And but for that chill changeless brow, Where cold Obstruction's apathy Appals the gazing mourner's heart, As if to him it could impart The doom he dreads, yet dwells upon; Yes, but for these and these alone, Some moments, ay, one treacherous hour, He still might doubt the tyrant's power; So fair, so calm, so softly seal'd, The first, last look by death reveal?d! Such is the aspect of this shore; "Tis Greece, but living Greece no more! So coldly sweet, so deadly fair, We start, for soul is wanting there. Hers is the loveliness in death, That parts not quite with parting breath; But beauty with that fearful bloom, That hue which haunts it to the tomb; Expression's last receding ray, A gilded halo hovering round decay, The farewell beam of Feeling past away! Spark of that flame, perchance of heavenly birth, Which gleams, but warms no more its cherish'd earth!

CHILDE HAROLD.

CANTO 1V CLLXXVII,
Oh! that the Desert were my dwelling place,
With one fair Spirit for my minister,
That I might all forget the human race,
And, hating no one, love but only her!
Ye Elements!—in whose ennobling stir
I feel myself exalted-Can ye not
Accord me such a being? Do I err

In deeming such inhabit many a spot?
Though with them to converse can rarely be our lot,

There is a pleasure in the pathless woods,
There is a rapture on the lonely shore,
There is society, where none intrudes,

By the deep Sea, and music in its roar:
I love not Man the less, but Nature more,
From these our interviews, in which I steal
From all I may be, or have been before,
To mingle with the Universe, and feel
What I can ne'er express, yet cannot all conceal.

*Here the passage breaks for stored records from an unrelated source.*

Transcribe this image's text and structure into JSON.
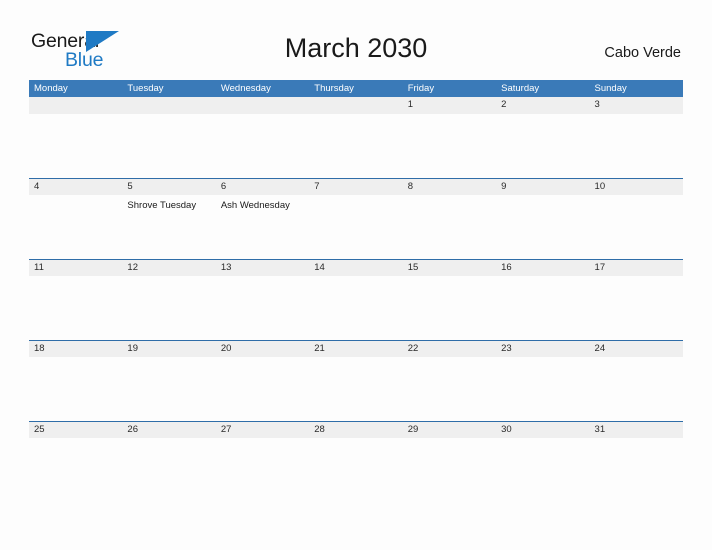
{
  "brand": {
    "name_part1": "General",
    "name_part2": "Blue",
    "flag_icon": "blue-triangle-flag",
    "accent_color": "#1f7ac4"
  },
  "header": {
    "title": "March 2030",
    "region": "Cabo Verde"
  },
  "colors": {
    "weekday_header_bg": "#3a7ab8",
    "date_band_bg": "#efefef",
    "date_band_border": "#2f6da8",
    "page_bg": "#fdfdfd",
    "text": "#1a1a1a"
  },
  "calendar": {
    "weekdays": [
      "Monday",
      "Tuesday",
      "Wednesday",
      "Thursday",
      "Friday",
      "Saturday",
      "Sunday"
    ],
    "weeks": [
      {
        "days": [
          {
            "date": "",
            "event": ""
          },
          {
            "date": "",
            "event": ""
          },
          {
            "date": "",
            "event": ""
          },
          {
            "date": "",
            "event": ""
          },
          {
            "date": "1",
            "event": ""
          },
          {
            "date": "2",
            "event": ""
          },
          {
            "date": "3",
            "event": ""
          }
        ]
      },
      {
        "days": [
          {
            "date": "4",
            "event": ""
          },
          {
            "date": "5",
            "event": "Shrove Tuesday"
          },
          {
            "date": "6",
            "event": "Ash Wednesday"
          },
          {
            "date": "7",
            "event": ""
          },
          {
            "date": "8",
            "event": ""
          },
          {
            "date": "9",
            "event": ""
          },
          {
            "date": "10",
            "event": ""
          }
        ]
      },
      {
        "days": [
          {
            "date": "11",
            "event": ""
          },
          {
            "date": "12",
            "event": ""
          },
          {
            "date": "13",
            "event": ""
          },
          {
            "date": "14",
            "event": ""
          },
          {
            "date": "15",
            "event": ""
          },
          {
            "date": "16",
            "event": ""
          },
          {
            "date": "17",
            "event": ""
          }
        ]
      },
      {
        "days": [
          {
            "date": "18",
            "event": ""
          },
          {
            "date": "19",
            "event": ""
          },
          {
            "date": "20",
            "event": ""
          },
          {
            "date": "21",
            "event": ""
          },
          {
            "date": "22",
            "event": ""
          },
          {
            "date": "23",
            "event": ""
          },
          {
            "date": "24",
            "event": ""
          }
        ]
      },
      {
        "days": [
          {
            "date": "25",
            "event": ""
          },
          {
            "date": "26",
            "event": ""
          },
          {
            "date": "27",
            "event": ""
          },
          {
            "date": "28",
            "event": ""
          },
          {
            "date": "29",
            "event": ""
          },
          {
            "date": "30",
            "event": ""
          },
          {
            "date": "31",
            "event": ""
          }
        ]
      }
    ]
  }
}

Roll on, thou deep and dark blue ocean,--roll!
Ten thousand fleets sweep over thee in vain;
Man marks the earth with ruin-his control
Stops with the shore;-upon the watery plain
The wrecks are all thy deed, nor doth remain
A shadow of man's ravage, save his own,
When, for a moment, like a drop of rain,

He sinks into thy depths with bubbling groan, Without a grave, unknell'd, uncoffin'd, and unknown,

His steps are not upon thy paths,—thy fields
Are not a spoil for him, thou dost arise
And shake him from thee; the vile strength he

wields
For earth's destruction thou dost all despise,
Spurning him from thy bosom to the skies,
And send'st him, shivering in thy playful spray
And howling to his Gods, where haply lies

His petty hope in some near port or bay,
Then dashest him again to earth:—there let him lay.

The armaments which thunderstrike the walls
Of rock-built cities, bidding nations quake,
And monarchs tremble in their capitals,
The oak leviathans, whose huge ribs make
Their clay creator the vain title take
Of lord of thee, and arbiter of war!
These are thy toys, and, as the snowy flake,

They melt into thy yeast of waves, which inar
Alike the Armada's pride, or spoils of Trafalgar.

Thy shores are empires, changed in all save thee-
Assyria, Greece, Rome, Carthage, what are they?
Thy waters wasted them while they were free,
And many a tyrant since; their shores obey
The stranger, slave, or savage; their decay
Has dried up realms to deserts:--not so thou,

« PreviousContinue »